■ **TASK**
Scan the material below for the word "icon", then copy every line in which it appears.

---------- INFORMATION

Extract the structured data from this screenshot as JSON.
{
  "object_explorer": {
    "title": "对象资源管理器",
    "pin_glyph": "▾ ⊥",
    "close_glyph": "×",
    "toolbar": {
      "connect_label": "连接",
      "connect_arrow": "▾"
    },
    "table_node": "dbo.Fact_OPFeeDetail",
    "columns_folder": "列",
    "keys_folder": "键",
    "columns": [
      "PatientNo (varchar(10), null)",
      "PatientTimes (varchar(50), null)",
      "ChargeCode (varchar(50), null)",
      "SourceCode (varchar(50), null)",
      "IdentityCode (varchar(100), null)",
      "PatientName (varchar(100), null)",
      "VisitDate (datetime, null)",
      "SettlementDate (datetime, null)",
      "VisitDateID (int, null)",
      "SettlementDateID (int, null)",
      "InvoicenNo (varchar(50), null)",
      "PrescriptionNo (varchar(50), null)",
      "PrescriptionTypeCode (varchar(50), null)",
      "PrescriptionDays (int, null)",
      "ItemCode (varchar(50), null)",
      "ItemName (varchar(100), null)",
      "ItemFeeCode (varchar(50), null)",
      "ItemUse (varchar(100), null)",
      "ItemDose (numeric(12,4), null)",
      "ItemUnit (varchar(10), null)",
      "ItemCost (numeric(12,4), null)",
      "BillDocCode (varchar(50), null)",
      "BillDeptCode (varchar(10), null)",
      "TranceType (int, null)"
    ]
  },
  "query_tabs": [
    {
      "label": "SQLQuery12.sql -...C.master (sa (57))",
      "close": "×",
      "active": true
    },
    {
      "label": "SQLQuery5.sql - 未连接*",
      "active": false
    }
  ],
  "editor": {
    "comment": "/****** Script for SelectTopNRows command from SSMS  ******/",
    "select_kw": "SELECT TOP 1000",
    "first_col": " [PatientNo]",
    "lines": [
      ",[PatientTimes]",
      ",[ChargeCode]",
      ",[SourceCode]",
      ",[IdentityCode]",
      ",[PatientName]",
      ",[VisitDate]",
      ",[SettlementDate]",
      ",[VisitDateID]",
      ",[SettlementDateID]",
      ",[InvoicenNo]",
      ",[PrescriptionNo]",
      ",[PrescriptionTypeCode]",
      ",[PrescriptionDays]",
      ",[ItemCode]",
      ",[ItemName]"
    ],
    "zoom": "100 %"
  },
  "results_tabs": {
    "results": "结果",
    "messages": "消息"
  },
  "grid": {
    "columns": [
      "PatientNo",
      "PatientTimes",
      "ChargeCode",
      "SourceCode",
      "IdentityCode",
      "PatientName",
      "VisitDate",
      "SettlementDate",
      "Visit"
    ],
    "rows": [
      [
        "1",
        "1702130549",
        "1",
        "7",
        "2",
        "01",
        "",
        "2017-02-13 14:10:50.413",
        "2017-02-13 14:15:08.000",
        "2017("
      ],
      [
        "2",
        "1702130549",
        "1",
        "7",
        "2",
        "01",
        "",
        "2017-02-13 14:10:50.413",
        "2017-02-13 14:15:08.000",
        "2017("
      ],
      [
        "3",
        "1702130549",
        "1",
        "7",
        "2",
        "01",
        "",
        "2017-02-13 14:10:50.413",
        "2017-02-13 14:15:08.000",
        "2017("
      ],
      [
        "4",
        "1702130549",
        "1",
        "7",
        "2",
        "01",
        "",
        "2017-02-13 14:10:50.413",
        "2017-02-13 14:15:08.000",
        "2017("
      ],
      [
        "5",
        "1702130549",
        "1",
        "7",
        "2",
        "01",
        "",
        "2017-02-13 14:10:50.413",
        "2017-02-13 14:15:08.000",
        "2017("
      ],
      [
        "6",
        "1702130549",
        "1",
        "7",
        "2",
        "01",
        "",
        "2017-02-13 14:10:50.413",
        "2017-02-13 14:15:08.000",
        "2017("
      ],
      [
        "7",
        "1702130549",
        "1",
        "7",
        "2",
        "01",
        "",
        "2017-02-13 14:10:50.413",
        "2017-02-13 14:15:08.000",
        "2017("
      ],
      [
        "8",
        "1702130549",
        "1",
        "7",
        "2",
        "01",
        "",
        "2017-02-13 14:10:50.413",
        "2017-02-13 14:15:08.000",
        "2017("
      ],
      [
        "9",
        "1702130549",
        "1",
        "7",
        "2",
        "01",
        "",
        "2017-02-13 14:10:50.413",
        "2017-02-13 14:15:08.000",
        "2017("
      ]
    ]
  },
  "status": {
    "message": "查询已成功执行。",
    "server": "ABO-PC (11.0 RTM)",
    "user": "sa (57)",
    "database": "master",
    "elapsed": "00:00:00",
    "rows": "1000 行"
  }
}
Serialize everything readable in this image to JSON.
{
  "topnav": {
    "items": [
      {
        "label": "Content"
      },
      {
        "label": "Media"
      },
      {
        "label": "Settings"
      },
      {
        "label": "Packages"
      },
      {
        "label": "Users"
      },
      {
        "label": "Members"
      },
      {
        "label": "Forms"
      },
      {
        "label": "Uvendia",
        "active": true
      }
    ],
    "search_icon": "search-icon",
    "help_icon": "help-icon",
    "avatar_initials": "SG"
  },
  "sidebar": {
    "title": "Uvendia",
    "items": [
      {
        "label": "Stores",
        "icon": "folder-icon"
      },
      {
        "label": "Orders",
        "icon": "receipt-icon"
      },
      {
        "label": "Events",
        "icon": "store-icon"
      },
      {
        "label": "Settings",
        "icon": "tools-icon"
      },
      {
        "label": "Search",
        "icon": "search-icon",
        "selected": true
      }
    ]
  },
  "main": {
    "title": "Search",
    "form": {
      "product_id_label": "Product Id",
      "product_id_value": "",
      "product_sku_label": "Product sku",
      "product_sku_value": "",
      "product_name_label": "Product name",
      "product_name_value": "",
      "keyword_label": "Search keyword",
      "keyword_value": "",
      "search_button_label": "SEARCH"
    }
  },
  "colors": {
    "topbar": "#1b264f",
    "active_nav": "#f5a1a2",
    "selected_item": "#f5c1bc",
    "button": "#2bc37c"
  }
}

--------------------

■ **FINISHED EXERCISE**
    "search_icon": "search-icon",
    "help_icon": "help-icon",
        "icon": "folder-icon"
        "icon": "receipt-icon"
        "icon": "store-icon"
        "icon": "tools-icon"
        "icon": "search-icon",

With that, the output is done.